=== Instructions for the task ===
Which lines mention "time"? Show each one from the listing.

::::

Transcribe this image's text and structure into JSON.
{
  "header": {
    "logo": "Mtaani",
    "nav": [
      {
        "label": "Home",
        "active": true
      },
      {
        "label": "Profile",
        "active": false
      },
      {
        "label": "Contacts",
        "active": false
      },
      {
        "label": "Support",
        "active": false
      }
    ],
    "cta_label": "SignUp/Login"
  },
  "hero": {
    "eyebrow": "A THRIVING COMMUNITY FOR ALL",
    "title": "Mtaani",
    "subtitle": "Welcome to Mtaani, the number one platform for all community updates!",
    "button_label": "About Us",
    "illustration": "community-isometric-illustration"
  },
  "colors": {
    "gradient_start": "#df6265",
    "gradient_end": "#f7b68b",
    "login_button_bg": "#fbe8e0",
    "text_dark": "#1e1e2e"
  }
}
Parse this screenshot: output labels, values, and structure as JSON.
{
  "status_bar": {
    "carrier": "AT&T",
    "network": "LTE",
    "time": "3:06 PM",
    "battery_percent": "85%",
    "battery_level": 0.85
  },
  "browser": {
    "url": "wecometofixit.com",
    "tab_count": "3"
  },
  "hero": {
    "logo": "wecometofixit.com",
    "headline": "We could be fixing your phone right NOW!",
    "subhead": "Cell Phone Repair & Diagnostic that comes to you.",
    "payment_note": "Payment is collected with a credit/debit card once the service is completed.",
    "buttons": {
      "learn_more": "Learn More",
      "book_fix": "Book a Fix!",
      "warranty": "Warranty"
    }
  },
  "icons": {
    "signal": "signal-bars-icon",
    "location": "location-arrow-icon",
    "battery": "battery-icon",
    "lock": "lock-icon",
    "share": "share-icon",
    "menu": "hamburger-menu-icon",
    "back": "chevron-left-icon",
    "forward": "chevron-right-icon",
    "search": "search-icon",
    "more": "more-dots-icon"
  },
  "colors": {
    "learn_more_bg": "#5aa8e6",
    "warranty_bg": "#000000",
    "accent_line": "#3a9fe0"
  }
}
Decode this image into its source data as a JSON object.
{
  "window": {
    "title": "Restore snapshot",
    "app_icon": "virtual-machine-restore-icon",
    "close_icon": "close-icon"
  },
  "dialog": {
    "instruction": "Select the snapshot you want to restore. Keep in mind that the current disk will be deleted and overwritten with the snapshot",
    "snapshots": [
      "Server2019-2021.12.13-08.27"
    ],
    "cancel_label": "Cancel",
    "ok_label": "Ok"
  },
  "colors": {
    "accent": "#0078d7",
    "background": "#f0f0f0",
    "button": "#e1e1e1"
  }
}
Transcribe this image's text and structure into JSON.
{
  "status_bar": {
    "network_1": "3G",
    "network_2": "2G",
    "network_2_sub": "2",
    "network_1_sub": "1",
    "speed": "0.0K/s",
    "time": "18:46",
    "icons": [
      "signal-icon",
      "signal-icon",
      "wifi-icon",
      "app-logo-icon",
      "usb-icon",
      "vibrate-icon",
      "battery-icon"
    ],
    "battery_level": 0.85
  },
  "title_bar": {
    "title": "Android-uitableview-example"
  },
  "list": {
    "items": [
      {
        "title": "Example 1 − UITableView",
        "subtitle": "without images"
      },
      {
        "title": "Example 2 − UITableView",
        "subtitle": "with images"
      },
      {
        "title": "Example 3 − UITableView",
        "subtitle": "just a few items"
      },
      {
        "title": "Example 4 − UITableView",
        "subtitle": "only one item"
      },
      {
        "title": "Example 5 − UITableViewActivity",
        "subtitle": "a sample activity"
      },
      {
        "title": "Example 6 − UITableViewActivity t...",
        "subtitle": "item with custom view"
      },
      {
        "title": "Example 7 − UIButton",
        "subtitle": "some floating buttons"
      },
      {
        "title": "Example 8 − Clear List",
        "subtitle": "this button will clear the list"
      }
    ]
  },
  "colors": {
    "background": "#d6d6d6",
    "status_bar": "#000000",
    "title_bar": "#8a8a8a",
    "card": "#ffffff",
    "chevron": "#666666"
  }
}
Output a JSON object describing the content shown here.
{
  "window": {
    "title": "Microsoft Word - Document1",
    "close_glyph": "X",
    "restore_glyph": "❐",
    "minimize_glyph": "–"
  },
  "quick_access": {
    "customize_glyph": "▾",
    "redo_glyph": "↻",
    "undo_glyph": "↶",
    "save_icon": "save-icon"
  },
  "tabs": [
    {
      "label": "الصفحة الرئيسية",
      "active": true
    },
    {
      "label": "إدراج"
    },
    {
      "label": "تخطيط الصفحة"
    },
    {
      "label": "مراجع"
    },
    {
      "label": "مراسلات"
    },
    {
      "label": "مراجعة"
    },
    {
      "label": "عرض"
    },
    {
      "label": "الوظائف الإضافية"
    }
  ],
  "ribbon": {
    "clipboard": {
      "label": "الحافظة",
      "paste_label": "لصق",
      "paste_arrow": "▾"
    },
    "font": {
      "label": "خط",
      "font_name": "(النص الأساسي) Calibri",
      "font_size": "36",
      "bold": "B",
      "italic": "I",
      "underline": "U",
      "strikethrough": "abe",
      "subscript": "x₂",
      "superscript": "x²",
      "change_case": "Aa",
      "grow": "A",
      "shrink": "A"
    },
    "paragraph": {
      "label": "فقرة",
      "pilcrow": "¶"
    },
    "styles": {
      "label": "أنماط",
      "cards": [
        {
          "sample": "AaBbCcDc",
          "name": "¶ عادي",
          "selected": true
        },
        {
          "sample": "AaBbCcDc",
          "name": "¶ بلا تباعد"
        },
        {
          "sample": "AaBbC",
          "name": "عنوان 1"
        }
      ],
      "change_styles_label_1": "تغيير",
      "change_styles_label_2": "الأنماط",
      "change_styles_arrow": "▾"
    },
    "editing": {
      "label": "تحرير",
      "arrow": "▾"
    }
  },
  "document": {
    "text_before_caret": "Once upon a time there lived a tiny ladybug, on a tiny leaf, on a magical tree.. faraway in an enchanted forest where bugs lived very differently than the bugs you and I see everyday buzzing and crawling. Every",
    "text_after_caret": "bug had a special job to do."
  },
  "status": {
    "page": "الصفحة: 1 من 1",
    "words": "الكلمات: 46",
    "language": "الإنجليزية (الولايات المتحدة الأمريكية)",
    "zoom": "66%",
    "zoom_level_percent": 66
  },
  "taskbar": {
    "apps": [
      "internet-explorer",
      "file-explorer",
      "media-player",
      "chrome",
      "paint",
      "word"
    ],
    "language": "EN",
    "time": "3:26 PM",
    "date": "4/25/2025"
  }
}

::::

=== Expected answer ===
    "time": "3:06 PM",
    "time": "18:46",
    "text_before_caret": "Once upon a time there lived a tiny ladybug, on a tiny leaf, on a magical tree.. faraway in an enchanted forest where bugs lived very differently than the bugs you and I see everyday buzzing and crawling. Every",
    "time": "3:26 PM",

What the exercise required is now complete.